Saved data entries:
<<<<

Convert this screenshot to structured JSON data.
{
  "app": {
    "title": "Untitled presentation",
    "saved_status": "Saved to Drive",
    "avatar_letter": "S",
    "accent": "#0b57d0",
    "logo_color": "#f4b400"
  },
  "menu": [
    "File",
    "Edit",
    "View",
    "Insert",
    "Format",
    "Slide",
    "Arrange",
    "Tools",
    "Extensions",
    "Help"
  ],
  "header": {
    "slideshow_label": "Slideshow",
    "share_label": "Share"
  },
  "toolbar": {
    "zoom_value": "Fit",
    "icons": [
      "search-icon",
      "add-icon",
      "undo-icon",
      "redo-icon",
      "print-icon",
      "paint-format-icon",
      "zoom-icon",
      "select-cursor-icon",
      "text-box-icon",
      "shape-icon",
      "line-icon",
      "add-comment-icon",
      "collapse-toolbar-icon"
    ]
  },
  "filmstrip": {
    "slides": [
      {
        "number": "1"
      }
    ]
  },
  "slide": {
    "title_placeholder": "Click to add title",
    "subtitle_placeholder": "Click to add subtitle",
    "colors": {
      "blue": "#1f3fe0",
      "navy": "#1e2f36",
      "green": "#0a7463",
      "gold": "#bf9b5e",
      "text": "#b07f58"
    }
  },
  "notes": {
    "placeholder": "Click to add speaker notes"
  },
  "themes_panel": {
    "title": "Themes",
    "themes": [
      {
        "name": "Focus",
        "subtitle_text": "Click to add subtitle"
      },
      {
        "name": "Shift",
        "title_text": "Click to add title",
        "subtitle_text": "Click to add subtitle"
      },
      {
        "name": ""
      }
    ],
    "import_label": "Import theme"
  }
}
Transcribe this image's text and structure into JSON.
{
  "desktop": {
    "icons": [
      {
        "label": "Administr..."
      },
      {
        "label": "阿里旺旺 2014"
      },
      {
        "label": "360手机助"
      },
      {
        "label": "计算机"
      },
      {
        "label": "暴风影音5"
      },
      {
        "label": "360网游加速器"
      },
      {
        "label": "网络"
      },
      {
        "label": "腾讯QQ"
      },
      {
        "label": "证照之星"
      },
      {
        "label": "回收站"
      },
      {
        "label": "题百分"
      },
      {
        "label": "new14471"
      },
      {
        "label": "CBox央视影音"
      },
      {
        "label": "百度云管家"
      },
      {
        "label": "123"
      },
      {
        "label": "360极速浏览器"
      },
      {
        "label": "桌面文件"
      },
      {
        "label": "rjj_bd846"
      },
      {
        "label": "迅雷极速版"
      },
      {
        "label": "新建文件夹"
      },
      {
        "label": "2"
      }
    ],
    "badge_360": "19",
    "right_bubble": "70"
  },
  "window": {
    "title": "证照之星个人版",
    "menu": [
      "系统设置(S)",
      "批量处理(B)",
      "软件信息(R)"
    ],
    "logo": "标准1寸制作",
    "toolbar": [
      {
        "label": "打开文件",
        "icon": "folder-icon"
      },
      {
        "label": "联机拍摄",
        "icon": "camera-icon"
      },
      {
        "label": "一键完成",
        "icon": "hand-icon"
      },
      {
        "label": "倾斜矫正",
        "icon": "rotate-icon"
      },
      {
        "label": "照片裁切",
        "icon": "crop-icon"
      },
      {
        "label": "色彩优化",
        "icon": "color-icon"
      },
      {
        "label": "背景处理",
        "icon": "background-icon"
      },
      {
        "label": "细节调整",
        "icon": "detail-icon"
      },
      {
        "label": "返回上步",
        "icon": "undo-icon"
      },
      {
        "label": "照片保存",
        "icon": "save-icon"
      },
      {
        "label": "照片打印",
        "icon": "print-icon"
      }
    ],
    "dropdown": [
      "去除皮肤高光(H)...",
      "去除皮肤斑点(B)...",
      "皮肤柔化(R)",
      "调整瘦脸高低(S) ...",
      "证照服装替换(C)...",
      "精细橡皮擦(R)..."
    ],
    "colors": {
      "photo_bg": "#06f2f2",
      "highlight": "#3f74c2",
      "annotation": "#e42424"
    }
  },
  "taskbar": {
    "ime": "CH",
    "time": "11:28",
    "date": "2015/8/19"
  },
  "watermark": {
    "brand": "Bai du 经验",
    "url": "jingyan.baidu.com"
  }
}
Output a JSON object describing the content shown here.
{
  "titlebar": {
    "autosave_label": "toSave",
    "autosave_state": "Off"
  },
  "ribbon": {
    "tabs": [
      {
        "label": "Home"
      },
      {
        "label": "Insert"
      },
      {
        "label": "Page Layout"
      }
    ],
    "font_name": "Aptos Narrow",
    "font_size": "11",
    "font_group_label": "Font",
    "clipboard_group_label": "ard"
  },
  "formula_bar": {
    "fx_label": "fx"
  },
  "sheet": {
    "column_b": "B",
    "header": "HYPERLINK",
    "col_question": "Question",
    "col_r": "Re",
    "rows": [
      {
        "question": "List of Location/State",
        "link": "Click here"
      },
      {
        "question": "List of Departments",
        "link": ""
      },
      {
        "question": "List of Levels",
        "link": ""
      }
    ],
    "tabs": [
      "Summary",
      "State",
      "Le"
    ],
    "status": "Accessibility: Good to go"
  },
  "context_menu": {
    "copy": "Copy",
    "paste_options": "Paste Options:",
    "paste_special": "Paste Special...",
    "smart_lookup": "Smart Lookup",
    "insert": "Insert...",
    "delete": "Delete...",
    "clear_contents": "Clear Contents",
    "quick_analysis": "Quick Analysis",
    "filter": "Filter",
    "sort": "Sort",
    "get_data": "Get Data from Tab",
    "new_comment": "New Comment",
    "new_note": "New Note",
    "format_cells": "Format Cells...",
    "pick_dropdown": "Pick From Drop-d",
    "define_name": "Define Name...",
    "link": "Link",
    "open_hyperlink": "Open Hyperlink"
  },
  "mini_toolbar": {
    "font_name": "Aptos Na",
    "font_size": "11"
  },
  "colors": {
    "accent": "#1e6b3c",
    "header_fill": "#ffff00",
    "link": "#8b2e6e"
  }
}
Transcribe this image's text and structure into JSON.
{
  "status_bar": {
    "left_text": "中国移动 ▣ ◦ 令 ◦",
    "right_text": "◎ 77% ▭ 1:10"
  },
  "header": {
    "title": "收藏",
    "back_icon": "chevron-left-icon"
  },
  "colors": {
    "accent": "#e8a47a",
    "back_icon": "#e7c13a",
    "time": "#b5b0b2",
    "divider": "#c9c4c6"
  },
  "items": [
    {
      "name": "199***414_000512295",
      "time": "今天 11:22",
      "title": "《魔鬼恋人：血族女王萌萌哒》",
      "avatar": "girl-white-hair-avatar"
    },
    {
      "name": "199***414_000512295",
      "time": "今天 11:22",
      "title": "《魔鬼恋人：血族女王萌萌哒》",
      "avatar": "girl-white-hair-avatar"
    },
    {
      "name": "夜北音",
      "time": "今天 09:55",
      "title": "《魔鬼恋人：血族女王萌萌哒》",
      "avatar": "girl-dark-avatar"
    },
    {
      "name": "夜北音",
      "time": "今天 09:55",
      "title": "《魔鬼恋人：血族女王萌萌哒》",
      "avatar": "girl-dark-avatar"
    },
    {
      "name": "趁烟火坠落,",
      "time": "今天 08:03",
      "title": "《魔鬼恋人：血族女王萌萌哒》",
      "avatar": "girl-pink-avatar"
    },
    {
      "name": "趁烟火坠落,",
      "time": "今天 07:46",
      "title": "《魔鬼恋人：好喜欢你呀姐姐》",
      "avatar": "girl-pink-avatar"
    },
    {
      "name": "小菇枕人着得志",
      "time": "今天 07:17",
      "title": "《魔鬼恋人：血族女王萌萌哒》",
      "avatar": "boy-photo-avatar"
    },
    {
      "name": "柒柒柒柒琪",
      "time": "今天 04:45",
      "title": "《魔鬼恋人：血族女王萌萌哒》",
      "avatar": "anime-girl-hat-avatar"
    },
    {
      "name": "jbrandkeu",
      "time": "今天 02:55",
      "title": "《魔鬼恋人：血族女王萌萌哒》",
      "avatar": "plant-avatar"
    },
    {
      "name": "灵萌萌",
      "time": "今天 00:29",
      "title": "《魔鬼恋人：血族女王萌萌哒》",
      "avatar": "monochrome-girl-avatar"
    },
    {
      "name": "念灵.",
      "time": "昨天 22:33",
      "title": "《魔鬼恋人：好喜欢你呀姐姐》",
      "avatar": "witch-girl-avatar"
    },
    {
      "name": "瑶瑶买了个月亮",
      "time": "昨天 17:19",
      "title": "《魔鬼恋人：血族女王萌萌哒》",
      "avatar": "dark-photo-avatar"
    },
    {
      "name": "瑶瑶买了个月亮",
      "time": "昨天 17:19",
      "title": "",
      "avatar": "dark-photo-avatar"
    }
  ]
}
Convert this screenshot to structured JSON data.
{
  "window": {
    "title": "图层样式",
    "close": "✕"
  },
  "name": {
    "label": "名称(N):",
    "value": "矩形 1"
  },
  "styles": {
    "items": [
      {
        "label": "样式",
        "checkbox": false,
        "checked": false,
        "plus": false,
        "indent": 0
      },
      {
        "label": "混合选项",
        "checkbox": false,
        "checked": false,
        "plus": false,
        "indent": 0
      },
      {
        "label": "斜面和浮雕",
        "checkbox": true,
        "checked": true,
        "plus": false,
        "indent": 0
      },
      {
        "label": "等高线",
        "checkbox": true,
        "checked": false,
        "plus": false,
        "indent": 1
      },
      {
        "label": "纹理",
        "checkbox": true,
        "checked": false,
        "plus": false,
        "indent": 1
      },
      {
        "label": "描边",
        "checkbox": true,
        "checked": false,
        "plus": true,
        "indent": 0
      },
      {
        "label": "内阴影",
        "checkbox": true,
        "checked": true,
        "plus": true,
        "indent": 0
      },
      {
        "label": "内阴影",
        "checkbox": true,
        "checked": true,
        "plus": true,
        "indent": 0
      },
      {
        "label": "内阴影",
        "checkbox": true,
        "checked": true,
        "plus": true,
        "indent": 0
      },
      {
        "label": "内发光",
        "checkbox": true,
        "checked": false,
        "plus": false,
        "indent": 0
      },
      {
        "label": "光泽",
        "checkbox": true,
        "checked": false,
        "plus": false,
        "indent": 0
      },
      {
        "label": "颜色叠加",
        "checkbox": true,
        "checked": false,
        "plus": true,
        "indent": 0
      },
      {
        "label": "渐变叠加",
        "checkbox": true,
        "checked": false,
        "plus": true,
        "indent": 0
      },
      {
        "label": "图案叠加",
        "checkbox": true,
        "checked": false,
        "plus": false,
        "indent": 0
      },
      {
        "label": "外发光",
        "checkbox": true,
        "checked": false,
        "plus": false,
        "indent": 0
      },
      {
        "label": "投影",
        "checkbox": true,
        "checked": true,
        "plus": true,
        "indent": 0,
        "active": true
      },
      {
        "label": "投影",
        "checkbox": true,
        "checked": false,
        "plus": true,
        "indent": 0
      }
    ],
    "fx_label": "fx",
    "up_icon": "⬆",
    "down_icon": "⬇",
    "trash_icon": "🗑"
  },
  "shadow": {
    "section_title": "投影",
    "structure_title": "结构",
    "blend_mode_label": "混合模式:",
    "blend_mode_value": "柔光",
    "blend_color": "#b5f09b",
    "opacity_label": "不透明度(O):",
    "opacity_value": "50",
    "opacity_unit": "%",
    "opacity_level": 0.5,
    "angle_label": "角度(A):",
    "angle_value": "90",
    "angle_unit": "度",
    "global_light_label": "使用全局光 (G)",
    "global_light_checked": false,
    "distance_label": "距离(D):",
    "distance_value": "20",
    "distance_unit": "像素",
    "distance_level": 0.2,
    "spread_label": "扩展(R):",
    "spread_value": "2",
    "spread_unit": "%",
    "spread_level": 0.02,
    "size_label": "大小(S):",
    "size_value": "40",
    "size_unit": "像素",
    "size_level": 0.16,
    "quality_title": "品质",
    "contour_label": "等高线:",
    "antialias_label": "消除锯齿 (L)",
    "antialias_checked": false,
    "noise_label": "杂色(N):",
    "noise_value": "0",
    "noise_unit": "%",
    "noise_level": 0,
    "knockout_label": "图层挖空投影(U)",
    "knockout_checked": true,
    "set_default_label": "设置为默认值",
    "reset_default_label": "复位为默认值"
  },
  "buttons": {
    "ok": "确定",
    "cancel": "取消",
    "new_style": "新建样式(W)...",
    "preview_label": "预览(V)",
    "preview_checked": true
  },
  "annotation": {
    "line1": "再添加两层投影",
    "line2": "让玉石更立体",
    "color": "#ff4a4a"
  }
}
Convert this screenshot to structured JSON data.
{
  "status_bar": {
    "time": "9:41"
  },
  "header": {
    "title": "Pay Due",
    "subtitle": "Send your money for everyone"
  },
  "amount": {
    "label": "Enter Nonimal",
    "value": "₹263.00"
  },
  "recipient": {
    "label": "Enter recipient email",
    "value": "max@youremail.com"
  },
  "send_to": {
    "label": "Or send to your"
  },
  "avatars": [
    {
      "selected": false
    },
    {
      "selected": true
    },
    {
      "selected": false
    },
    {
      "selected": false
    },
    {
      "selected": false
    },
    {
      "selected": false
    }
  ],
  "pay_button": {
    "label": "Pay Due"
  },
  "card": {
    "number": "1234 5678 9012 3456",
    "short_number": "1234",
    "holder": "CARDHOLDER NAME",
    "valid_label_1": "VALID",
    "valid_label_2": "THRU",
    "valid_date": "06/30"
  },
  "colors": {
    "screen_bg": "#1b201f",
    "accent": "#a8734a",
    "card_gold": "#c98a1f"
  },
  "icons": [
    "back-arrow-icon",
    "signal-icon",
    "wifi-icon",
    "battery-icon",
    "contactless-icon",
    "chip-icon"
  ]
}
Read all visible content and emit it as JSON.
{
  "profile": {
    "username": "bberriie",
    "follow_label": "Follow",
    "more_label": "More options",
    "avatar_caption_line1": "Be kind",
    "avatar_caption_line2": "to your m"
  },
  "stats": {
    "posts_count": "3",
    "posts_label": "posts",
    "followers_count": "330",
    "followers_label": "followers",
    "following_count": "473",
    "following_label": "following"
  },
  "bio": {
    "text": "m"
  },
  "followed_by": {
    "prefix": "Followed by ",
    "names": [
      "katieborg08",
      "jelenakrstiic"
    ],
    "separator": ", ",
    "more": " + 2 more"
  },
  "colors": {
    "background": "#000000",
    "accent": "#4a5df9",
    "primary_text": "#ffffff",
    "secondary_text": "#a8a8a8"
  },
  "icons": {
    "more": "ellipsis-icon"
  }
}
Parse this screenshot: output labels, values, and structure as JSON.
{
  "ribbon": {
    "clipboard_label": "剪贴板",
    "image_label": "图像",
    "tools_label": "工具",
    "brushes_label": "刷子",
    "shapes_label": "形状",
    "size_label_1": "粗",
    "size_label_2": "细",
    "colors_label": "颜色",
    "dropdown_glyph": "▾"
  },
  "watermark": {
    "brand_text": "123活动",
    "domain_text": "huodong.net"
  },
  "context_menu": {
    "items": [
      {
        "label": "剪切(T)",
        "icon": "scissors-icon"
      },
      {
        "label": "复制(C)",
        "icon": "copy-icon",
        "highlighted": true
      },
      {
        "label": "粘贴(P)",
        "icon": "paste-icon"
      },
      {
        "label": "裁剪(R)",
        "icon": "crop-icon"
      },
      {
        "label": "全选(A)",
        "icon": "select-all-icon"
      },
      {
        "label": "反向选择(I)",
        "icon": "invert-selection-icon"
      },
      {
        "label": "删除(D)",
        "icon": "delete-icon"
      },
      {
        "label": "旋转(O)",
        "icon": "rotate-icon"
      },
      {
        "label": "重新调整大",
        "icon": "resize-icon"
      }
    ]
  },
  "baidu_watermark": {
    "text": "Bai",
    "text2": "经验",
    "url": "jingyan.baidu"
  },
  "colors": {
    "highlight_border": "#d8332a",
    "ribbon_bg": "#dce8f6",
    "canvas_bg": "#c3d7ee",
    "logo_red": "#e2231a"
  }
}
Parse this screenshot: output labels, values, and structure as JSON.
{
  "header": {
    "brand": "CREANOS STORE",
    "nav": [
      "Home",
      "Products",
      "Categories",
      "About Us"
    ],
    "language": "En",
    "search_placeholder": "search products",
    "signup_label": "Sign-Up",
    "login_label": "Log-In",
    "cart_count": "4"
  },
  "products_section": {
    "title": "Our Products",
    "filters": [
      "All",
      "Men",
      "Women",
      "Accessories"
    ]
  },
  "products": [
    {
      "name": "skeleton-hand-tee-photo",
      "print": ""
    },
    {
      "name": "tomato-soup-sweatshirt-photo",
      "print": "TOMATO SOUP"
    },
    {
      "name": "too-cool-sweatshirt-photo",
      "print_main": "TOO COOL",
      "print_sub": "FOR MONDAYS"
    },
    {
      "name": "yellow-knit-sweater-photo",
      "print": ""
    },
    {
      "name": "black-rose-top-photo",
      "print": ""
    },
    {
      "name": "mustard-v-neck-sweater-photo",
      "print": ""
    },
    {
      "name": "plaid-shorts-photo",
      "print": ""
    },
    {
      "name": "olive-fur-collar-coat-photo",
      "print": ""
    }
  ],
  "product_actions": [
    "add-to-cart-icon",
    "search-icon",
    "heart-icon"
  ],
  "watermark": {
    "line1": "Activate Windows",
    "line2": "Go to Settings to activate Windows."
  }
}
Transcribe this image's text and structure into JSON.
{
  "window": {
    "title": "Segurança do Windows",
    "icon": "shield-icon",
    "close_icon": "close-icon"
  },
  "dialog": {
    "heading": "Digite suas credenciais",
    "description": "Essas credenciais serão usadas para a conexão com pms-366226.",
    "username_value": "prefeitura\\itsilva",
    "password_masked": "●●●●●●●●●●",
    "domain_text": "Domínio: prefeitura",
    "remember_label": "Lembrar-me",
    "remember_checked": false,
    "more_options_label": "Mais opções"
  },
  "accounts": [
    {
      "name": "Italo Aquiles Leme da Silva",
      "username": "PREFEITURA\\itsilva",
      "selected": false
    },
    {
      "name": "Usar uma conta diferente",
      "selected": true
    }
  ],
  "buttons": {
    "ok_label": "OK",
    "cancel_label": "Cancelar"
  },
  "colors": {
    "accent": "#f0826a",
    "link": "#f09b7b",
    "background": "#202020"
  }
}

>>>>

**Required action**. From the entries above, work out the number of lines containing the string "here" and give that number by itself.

**Solution to this exercise**. 2